(9) Static VAR compensators. These are power electronics devices which supply and compensate the lagging reactive power consumed by  the inductive loads. They help in maintaining the constant supply voltage with power factor improvement. There are various power electronics equipments such as thyristor-switched capacitors (TSC), thyristor-controlled reactors (TCR), STATCOM, UPSC, UPFC and etc.

(10) Uninterrupted power supply (UPS): A simple UPS consists of a rectifier, an inverter, and a battery. The battery provides the supply to the inverter whenever there is no supply power from the conventional source. However, if any UPS component fails, it stops working. It is actually not very reliable. A more reliable system can be obtained by using more components in parallel. In the case of parallel configuration, if there is any fault in any of the inverters, that part can be isolated with the help of solid-state interrupter. UPS must also minimize voltage transients on the bus and supply the power to the critical load during the long power outage.

(11) HVDC transmission. Generation of high-voltage DC is limited due to the conditions/limitations of DC generators. Thus, it is converted into DC at the sending end and then transmitted. At the receiving end, it is converted back into an AC with the help of an inverter. Monopolar and bipolar schemes are employed for the HVDC. Since the series reactance in the case of HVDC system is nil, there is no stability problem. Hence, higher operating voltage of HVDC is possible.

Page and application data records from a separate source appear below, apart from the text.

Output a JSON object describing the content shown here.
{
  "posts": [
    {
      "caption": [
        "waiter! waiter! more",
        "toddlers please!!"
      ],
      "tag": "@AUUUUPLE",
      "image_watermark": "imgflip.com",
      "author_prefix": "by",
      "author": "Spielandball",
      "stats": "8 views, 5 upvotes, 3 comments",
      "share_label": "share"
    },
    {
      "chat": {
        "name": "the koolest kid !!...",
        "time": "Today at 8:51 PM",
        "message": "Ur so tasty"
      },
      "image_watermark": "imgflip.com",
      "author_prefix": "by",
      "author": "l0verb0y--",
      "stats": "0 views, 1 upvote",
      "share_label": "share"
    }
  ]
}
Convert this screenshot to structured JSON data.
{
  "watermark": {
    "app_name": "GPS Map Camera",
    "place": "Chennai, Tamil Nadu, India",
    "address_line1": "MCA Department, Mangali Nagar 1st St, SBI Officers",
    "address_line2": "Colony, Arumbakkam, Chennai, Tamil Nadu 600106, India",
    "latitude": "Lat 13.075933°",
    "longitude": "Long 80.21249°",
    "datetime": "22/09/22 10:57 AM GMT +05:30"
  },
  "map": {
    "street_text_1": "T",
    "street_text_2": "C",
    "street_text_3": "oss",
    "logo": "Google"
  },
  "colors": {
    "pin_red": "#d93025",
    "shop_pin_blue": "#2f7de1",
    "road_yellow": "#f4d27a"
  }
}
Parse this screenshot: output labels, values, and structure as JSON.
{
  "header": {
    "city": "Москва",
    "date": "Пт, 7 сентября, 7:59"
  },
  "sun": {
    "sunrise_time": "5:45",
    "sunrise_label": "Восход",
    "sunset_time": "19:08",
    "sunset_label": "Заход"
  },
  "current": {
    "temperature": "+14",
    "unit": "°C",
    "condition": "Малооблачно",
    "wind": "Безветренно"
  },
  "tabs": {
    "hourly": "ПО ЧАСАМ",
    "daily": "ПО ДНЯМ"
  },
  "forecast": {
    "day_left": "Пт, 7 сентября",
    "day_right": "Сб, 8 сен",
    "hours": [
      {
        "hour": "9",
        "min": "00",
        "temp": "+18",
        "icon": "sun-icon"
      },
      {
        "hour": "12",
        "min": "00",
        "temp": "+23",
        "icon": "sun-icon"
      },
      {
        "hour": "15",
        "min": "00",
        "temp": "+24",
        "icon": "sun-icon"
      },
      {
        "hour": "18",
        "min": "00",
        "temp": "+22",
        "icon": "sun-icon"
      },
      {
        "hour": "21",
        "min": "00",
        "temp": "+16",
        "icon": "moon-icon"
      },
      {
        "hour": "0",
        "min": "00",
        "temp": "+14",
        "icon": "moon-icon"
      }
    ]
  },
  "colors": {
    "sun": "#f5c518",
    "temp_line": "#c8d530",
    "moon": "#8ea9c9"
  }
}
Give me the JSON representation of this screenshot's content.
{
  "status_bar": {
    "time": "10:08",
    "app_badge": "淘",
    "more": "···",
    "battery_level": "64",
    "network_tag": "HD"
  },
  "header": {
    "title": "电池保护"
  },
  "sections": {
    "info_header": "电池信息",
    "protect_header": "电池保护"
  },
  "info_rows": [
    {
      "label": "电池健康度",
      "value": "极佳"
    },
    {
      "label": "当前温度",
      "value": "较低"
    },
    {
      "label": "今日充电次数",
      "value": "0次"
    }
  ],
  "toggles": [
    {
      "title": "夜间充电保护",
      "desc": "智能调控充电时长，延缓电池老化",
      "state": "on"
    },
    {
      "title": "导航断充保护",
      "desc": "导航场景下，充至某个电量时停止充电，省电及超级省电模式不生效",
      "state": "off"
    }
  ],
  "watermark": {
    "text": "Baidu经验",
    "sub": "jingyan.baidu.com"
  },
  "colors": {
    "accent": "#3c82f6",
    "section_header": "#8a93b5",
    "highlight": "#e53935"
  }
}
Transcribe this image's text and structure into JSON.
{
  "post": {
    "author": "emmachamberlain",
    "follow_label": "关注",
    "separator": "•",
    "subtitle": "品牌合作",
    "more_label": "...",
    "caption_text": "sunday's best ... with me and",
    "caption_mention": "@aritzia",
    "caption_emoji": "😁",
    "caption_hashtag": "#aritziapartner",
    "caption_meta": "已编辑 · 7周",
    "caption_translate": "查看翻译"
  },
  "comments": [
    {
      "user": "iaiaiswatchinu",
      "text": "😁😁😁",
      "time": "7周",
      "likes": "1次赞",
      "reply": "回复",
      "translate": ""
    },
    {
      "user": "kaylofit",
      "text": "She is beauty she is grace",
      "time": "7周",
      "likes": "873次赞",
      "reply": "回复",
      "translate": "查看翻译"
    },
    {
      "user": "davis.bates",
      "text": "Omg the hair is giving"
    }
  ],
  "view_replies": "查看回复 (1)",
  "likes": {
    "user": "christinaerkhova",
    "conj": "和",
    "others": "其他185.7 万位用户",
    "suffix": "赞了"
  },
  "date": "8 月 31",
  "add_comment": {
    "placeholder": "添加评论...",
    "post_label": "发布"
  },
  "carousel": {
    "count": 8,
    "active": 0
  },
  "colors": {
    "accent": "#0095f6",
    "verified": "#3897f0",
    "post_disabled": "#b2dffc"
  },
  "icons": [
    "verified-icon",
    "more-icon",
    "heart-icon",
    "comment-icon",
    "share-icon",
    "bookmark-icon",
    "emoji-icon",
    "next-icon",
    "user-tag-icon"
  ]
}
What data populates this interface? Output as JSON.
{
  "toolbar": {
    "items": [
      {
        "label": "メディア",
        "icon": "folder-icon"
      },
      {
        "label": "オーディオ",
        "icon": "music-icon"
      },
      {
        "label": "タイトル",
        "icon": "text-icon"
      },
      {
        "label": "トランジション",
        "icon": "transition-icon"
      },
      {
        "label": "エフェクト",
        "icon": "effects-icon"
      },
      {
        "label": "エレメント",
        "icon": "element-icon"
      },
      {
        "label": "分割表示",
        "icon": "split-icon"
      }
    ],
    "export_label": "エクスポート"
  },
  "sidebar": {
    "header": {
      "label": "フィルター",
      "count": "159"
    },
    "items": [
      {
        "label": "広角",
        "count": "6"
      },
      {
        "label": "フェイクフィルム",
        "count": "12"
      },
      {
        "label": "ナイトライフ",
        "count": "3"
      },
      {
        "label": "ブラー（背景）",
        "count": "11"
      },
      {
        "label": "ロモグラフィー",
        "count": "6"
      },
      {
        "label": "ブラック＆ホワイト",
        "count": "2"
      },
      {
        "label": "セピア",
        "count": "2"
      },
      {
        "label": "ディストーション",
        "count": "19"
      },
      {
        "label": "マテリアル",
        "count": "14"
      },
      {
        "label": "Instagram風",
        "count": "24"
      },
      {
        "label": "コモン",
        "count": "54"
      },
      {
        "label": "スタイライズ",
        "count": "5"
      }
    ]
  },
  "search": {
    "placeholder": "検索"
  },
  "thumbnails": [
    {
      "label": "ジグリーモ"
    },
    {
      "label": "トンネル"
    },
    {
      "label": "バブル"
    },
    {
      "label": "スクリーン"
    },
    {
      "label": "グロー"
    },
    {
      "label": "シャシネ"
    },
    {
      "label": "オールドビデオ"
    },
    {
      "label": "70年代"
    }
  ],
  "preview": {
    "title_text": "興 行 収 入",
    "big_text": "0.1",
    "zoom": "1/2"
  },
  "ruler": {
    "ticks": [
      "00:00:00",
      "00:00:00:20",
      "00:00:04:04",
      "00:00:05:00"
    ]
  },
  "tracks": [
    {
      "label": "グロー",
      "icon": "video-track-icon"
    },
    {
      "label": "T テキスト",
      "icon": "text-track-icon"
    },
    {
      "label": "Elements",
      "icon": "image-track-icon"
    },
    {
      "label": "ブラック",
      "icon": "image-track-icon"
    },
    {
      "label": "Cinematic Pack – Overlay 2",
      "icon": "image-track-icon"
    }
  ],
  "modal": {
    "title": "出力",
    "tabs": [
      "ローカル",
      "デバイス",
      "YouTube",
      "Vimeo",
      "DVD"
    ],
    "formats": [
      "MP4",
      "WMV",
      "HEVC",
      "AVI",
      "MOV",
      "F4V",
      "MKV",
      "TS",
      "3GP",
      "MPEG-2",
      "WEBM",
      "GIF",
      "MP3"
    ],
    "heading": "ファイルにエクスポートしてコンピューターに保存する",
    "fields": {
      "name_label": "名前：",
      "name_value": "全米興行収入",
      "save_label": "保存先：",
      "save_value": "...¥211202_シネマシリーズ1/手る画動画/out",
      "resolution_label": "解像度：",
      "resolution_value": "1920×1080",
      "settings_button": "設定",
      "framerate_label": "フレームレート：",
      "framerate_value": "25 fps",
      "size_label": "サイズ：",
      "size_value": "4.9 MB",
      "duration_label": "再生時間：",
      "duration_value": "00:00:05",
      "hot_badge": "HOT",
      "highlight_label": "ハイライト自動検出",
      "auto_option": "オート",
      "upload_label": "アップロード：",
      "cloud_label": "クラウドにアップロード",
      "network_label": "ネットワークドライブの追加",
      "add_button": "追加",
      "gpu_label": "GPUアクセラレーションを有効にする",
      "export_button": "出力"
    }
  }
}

(12) Static switches. These are switches that have no moving parts. Thyristors are used as static switches for high-power applications while power transistors are used for low-power applications. Static switches have very high switching speed and long operational life. Since they have no moving components, maintenance is almost not required.

Static switches have two types depending upon the supply i.e. AC static switch and DC static switch. These switches act as relays for AC and DC circuits. If the input is AC, then AC static switches are used; and when the input is DC, the DC static switches are used. The switching speed of AC switches depends upon the supply frequency while the switching speed of DC switches depends upon the commutation circuitry used.

(13) Static Circuit Breakers. These are semiconductor devices which provide a rapid and reliable interruption of a continuous current. There are two types of static circuit breakers, the AC and the DC circuit breaker.